A 194th GARLAND OF BRITISH LIGHT MUSIC COMPOSERS
We begin with another of those present-day writers
for TV. Julian Swayles provided an attractive and unobtrusive
score for the recent (May/June 2001) BBC2 documentary series The
Mountain Men. The first of this series, dealing with the Matterhorn,
interestingly contrasted Swayles’ own music with snippets of the incidental
music of a 1930s feature film on that exploit of 1865.
Back-tracking now to the Victorian era we may mention
first the name of A. Gwyllon Crowe, a composer of dance music

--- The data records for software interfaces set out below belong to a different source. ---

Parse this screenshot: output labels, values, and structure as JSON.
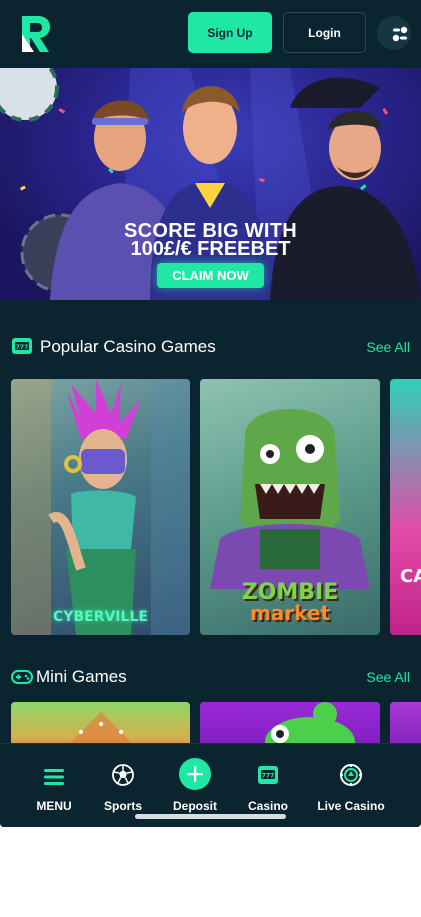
{
  "header": {
    "signup_label": "Sign Up",
    "login_label": "Login"
  },
  "banner": {
    "line1": "SCORE BIG WITH",
    "line2": "100£/€ FREEBET",
    "cta_label": "CLAIM NOW"
  },
  "popular": {
    "title": "Popular Casino Games",
    "see_all": "See All",
    "games": [
      {
        "name": "CYBERVILLE"
      },
      {
        "name": "ZOMBIE",
        "name2": "market"
      },
      {
        "name": "CA"
      }
    ]
  },
  "mini": {
    "title": "Mini Games",
    "see_all": "See All"
  },
  "nav": {
    "items": [
      {
        "label": "MENU",
        "icon": "menu-icon"
      },
      {
        "label": "Sports",
        "icon": "soccer-ball-icon"
      },
      {
        "label": "Deposit",
        "icon": "plus-icon"
      },
      {
        "label": "Casino",
        "icon": "slot-machine-icon"
      },
      {
        "label": "Live Casino",
        "icon": "poker-chip-icon"
      }
    ]
  },
  "colors": {
    "accent": "#1ee8a4",
    "background": "#0b2530"
  }
}
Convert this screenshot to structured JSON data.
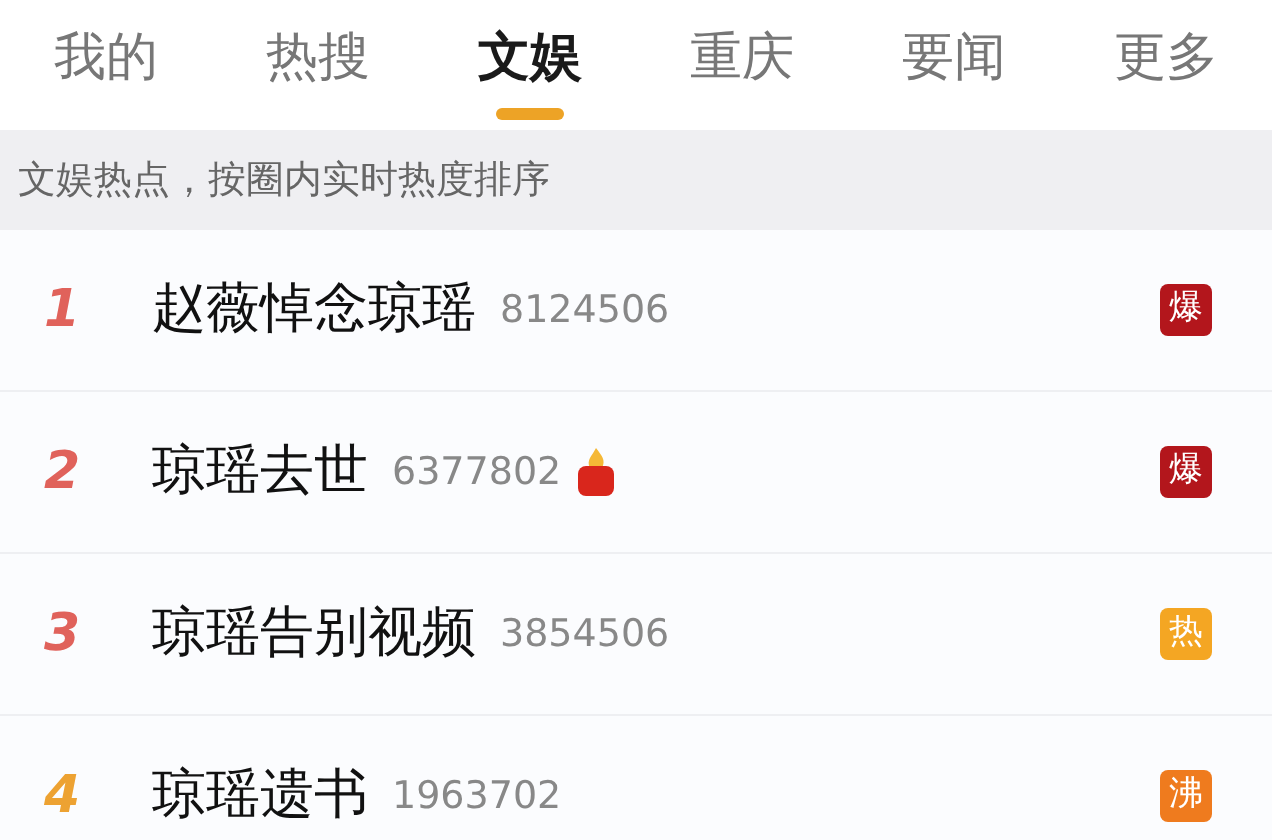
{
  "tabs": [
    {
      "label": "我的",
      "selected": false
    },
    {
      "label": "热搜",
      "selected": false
    },
    {
      "label": "文娱",
      "selected": true
    },
    {
      "label": "重庆",
      "selected": false
    },
    {
      "label": "要闻",
      "selected": false
    },
    {
      "label": "更多",
      "selected": false
    }
  ],
  "subtitle": "文娱热点，按圈内实时热度排序",
  "items": [
    {
      "rank": "1",
      "kind": "top",
      "title": "赵薇悼念琼瑶",
      "count": "8124506",
      "candle": false,
      "badge": "爆",
      "color": "#b3161c"
    },
    {
      "rank": "2",
      "kind": "top",
      "title": "琼瑶去世",
      "count": "6377802",
      "candle": true,
      "badge": "爆",
      "color": "#b3161c"
    },
    {
      "rank": "3",
      "kind": "top",
      "title": "琼瑶告别视频",
      "count": "3854506",
      "candle": false,
      "badge": "热",
      "color": "#f4a623"
    },
    {
      "rank": "4",
      "kind": "normal",
      "title": "琼瑶遗书",
      "count": "1963702",
      "candle": false,
      "badge": "沸",
      "color": "#ef7b1e"
    }
  ]
}
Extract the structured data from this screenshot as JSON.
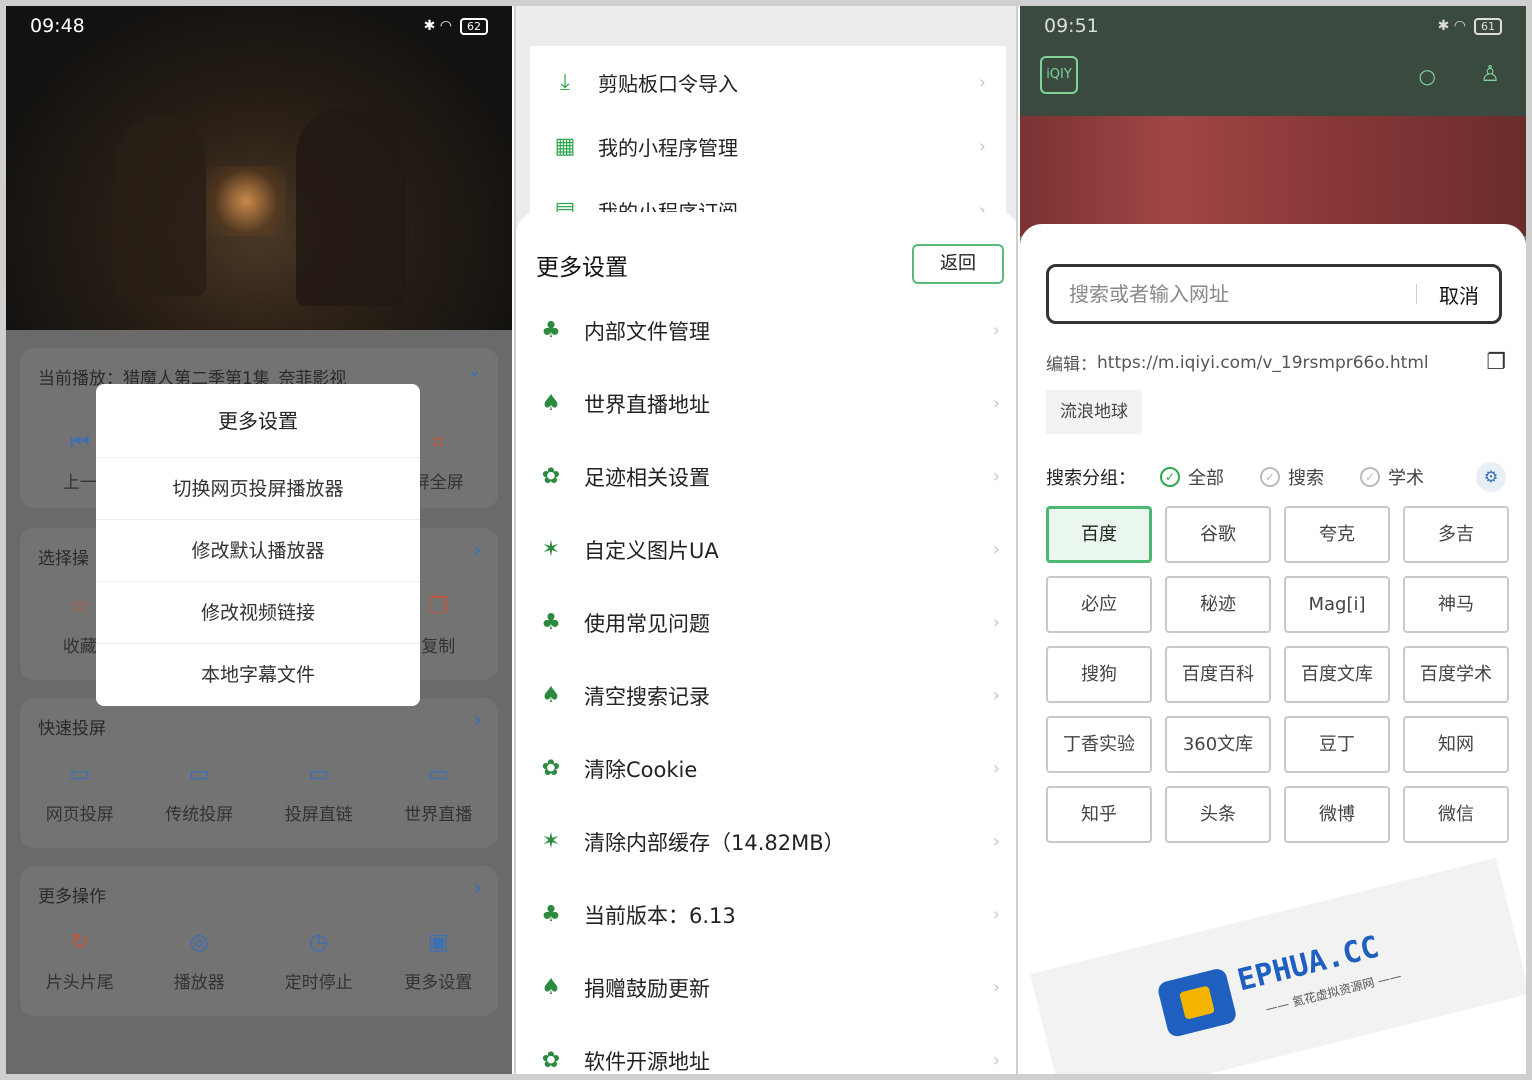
{
  "panel1": {
    "status": {
      "time": "09:48",
      "icons": "bluetooth-wifi",
      "battery": "62"
    },
    "now_playing": "当前播放：猎魔人第二季第1集_奈菲影视",
    "nav_row": {
      "prev": "上一",
      "fullscreen": "屏全屏"
    },
    "select_ops": {
      "title": "选择操",
      "favorite": "收藏",
      "copy": "复制"
    },
    "dialog": {
      "title": "更多设置",
      "items": [
        "切换网页投屏播放器",
        "修改默认播放器",
        "修改视频链接",
        "本地字幕文件"
      ]
    },
    "quick_cast": {
      "title": "快速投屏",
      "items": [
        "网页投屏",
        "传统投屏",
        "投屏直链",
        "世界直播"
      ]
    },
    "more_ops": {
      "title": "更多操作",
      "items": [
        "片头片尾",
        "播放器",
        "定时停止",
        "更多设置"
      ]
    },
    "colors": {
      "accent": "#3b6fb6"
    }
  },
  "panel2": {
    "top_rows": [
      "剪贴板口令导入",
      "我的小程序管理",
      "我的小程序订阅"
    ],
    "sheet_title": "更多设置",
    "back_label": "返回",
    "rows": [
      "内部文件管理",
      "世界直播地址",
      "足迹相关设置",
      "自定义图片UA",
      "使用常见问题",
      "清空搜索记录",
      "清除Cookie",
      "清除内部缓存（14.82MB）",
      "当前版本：6.13",
      "捐赠鼓励更新",
      "软件开源地址"
    ],
    "colors": {
      "accent": "#2fa84f"
    }
  },
  "panel3": {
    "status": {
      "time": "09:51",
      "battery": "61"
    },
    "logo_text": "iQIY",
    "search": {
      "placeholder": "搜索或者输入网址",
      "cancel": "取消"
    },
    "edit": {
      "label": "编辑：",
      "url": "https://m.iqiyi.com/v_19rsmpr66o.html"
    },
    "history_chip": "流浪地球",
    "group": {
      "label": "搜索分组：",
      "options": [
        "全部",
        "搜索",
        "学术"
      ],
      "selected": "全部"
    },
    "engines": [
      "百度",
      "谷歌",
      "夸克",
      "多吉",
      "必应",
      "秘迹",
      "Mag[i]",
      "神马",
      "搜狗",
      "百度百科",
      "百度文库",
      "百度学术",
      "丁香实验",
      "360文库",
      "豆丁",
      "知网",
      "知乎",
      "头条",
      "微博",
      "微信"
    ],
    "selected_engine": "百度",
    "watermark": {
      "brand": "EPHUA.CC",
      "sub": "—— 氦花虚拟资源网 ——"
    },
    "colors": {
      "accent": "#4cb873"
    }
  }
}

including the waltzes English Beauties, Fairie Voices and Sea
Saw. Higher up the order of things in Victorian England was William
George Cusins (1833-93), trained at the Royal Academy where he later
taught, a pianist but also Conductor of the Philharmonic Society 1867-83
and Master of the Queen’s Music 1870-93. He was not distinguished as
a conductor, nor particularly as a composer. We might reckon some of
his output as light: the two concert overtures, Toilers of the Sea
and Love’s Labours Lost and the ballad-type songs The
Sailor Boy, Blow Trumpet and Oh! Who Would Fight and March?
The York-born William Creser (1844-1933) was an organist and
composer of oratorios and organ music but he earns mention here for
his Old English Suite (Lento; Vivace; Presto).
In the same way the Russian-born Albert Coates (1882-1953) can
be included for his Four Old English Dances, arranged for orchestra
by Victor Hely-Hutchinson and whose movements are Maypole Dance,
Golden Wedding, Youth and Maidens and Wedding Dance.
Reginald K Benyon, active between the wars,
is worth a mention for his orchestral Flower Suite (Dance
of the Roses; Dance of the Pansies; Dance of the Daisies)
and for ballad songs like If You Were in My Garden and Life’s
Summertime as is the roughly contemporary Dorothea Bancroft
for her African Suite and the intermezzo Arsinoe, all
for full orchestra.
Philip L Scowcroft
Philip's book 'British Light Music Composers' (ISBN 0903413 88 4) is
currently out of print.